Retype the data below verbatim; pictures do not belong in the copy.

Collection entries:
Start of Block
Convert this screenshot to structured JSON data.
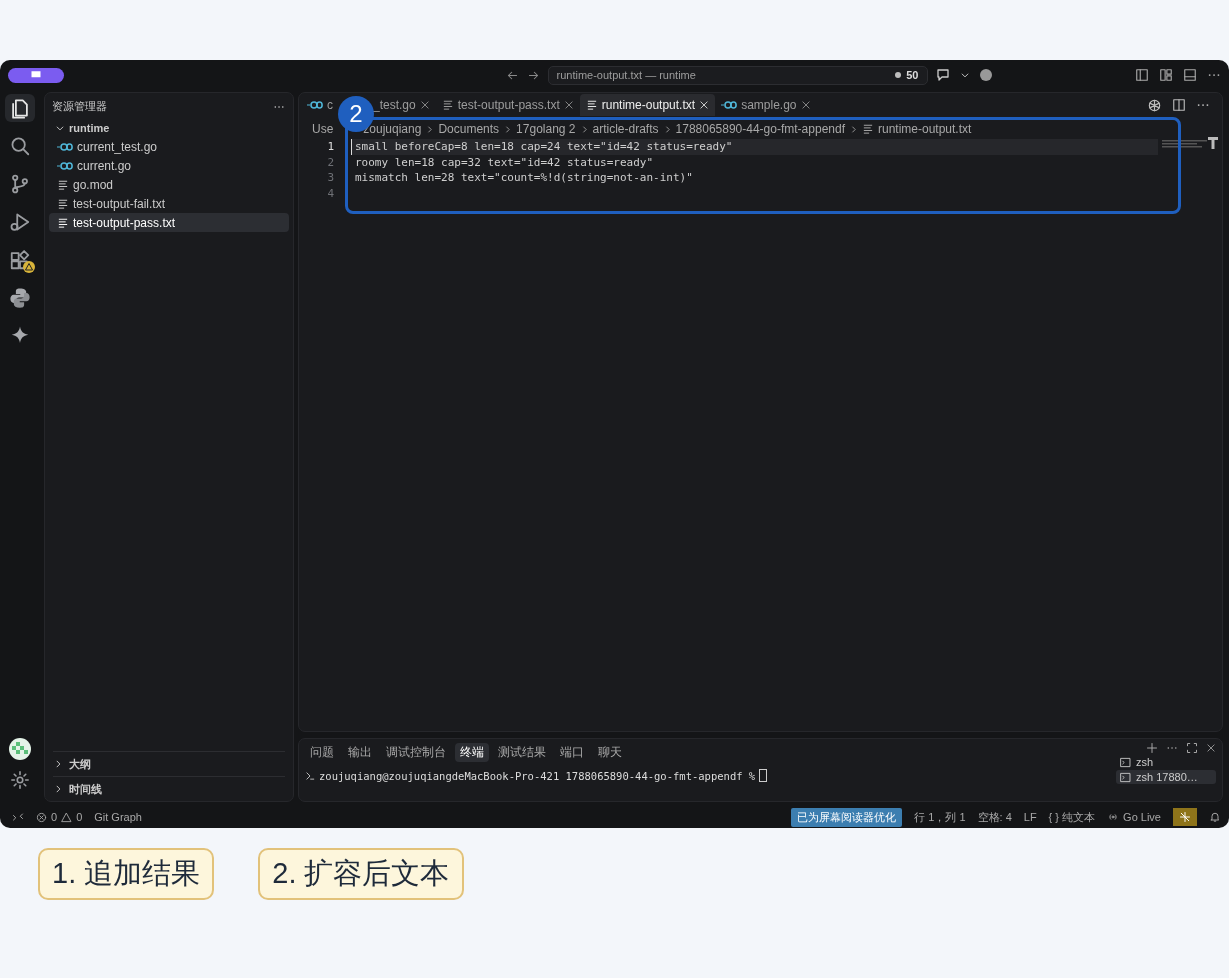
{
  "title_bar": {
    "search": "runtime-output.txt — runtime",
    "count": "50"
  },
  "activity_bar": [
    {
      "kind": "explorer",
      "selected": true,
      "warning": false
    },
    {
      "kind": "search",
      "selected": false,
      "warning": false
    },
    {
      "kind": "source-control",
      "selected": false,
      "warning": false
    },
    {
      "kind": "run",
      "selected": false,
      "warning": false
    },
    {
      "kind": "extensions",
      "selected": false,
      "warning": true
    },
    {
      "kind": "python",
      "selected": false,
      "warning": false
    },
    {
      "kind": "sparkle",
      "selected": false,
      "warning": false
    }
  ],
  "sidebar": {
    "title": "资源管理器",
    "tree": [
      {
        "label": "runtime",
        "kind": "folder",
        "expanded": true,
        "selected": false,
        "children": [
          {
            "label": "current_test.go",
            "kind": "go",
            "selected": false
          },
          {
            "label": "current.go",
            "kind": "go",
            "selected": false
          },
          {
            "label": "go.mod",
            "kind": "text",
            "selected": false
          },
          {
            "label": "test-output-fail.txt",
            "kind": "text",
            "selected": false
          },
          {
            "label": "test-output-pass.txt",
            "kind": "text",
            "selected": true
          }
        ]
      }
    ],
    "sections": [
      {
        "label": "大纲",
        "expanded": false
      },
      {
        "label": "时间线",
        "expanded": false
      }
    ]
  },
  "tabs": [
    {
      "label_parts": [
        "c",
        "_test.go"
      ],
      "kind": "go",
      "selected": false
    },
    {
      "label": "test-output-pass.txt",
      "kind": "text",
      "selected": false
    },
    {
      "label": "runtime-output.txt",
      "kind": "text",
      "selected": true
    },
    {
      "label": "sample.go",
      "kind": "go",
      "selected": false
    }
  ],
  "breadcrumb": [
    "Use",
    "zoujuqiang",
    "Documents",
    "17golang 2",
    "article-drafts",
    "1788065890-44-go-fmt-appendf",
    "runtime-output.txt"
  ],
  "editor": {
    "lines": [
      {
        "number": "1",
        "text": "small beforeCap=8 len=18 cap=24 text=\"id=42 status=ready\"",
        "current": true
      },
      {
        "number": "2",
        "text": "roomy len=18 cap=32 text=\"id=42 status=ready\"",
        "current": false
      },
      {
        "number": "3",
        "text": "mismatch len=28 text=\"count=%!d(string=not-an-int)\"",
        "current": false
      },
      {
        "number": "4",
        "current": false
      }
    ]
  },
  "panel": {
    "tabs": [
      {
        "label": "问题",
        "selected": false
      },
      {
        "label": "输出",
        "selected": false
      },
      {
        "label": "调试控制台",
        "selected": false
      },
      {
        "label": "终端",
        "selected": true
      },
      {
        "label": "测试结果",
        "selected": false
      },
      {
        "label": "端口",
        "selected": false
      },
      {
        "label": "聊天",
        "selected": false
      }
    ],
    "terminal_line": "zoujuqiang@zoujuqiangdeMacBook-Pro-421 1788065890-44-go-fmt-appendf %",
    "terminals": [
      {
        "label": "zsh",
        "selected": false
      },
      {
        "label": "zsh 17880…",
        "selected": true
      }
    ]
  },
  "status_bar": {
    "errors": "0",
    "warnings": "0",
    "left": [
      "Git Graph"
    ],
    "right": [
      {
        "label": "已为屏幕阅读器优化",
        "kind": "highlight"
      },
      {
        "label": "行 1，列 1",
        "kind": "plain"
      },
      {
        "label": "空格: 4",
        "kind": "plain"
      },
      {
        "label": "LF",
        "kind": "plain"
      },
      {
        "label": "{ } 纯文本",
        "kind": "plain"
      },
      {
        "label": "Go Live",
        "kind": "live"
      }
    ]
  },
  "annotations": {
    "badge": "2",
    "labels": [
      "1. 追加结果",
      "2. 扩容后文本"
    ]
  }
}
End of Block
Answer space:
Convert this screenshot to structured JSON data.
{
  "title_bar": {
    "search": "runtime-output.txt — runtime",
    "count": "50"
  },
  "activity_bar": [
    {
      "kind": "explorer",
      "selected": true,
      "warning": false
    },
    {
      "kind": "search",
      "selected": false,
      "warning": false
    },
    {
      "kind": "source-control",
      "selected": false,
      "warning": false
    },
    {
      "kind": "run",
      "selected": false,
      "warning": false
    },
    {
      "kind": "extensions",
      "selected": false,
      "warning": true
    },
    {
      "kind": "python",
      "selected": false,
      "warning": false
    },
    {
      "kind": "sparkle",
      "selected": false,
      "warning": false
    }
  ],
  "sidebar": {
    "title": "资源管理器",
    "tree": [
      {
        "label": "runtime",
        "kind": "folder",
        "expanded": true,
        "selected": false,
        "children": [
          {
            "label": "current_test.go",
            "kind": "go",
            "selected": false
          },
          {
            "label": "current.go",
            "kind": "go",
            "selected": false
          },
          {
            "label": "go.mod",
            "kind": "text",
            "selected": false
          },
          {
            "label": "test-output-fail.txt",
            "kind": "text",
            "selected": false
          },
          {
            "label": "test-output-pass.txt",
            "kind": "text",
            "selected": true
          }
        ]
      }
    ],
    "sections": [
      {
        "label": "大纲",
        "expanded": false
      },
      {
        "label": "时间线",
        "expanded": false
      }
    ]
  },
  "tabs": [
    {
      "label_parts": [
        "c",
        "_test.go"
      ],
      "kind": "go",
      "selected": false
    },
    {
      "label": "test-output-pass.txt",
      "kind": "text",
      "selected": false
    },
    {
      "label": "runtime-output.txt",
      "kind": "text",
      "selected": true
    },
    {
      "label": "sample.go",
      "kind": "go",
      "selected": false
    }
  ],
  "breadcrumb": [
    "Use",
    "zoujuqiang",
    "Documents",
    "17golang 2",
    "article-drafts",
    "1788065890-44-go-fmt-appendf",
    "runtime-output.txt"
  ],
  "editor": {
    "lines": [
      {
        "number": "1",
        "text": "small beforeCap=8 len=18 cap=24 text=\"id=42 status=ready\"",
        "current": true
      },
      {
        "number": "2",
        "text": "roomy len=18 cap=32 text=\"id=42 status=ready\"",
        "current": false
      },
      {
        "number": "3",
        "text": "mismatch len=28 text=\"count=%!d(string=not-an-int)\"",
        "current": false
      },
      {
        "number": "4",
        "current": false
      }
    ]
  },
  "panel": {
    "tabs": [
      {
        "label": "问题",
        "selected": false
      },
      {
        "label": "输出",
        "selected": false
      },
      {
        "label": "调试控制台",
        "selected": false
      },
      {
        "label": "终端",
        "selected": true
      },
      {
        "label": "测试结果",
        "selected": false
      },
      {
        "label": "端口",
        "selected": false
      },
      {
        "label": "聊天",
        "selected": false
      }
    ],
    "terminal_line": "zoujuqiang@zoujuqiangdeMacBook-Pro-421 1788065890-44-go-fmt-appendf %",
    "terminals": [
      {
        "label": "zsh",
        "selected": false
      },
      {
        "label": "zsh 17880…",
        "selected": true
      }
    ]
  },
  "status_bar": {
    "errors": "0",
    "warnings": "0",
    "left": [
      "Git Graph"
    ],
    "right": [
      {
        "label": "已为屏幕阅读器优化",
        "kind": "highlight"
      },
      {
        "label": "行 1，列 1",
        "kind": "plain"
      },
      {
        "label": "空格: 4",
        "kind": "plain"
      },
      {
        "label": "LF",
        "kind": "plain"
      },
      {
        "label": "{ } 纯文本",
        "kind": "plain"
      },
      {
        "label": "Go Live",
        "kind": "live"
      }
    ]
  },
  "annotations": {
    "badge": "2",
    "labels": [
      "1. 追加结果",
      "2. 扩容后文本"
    ]
  }
}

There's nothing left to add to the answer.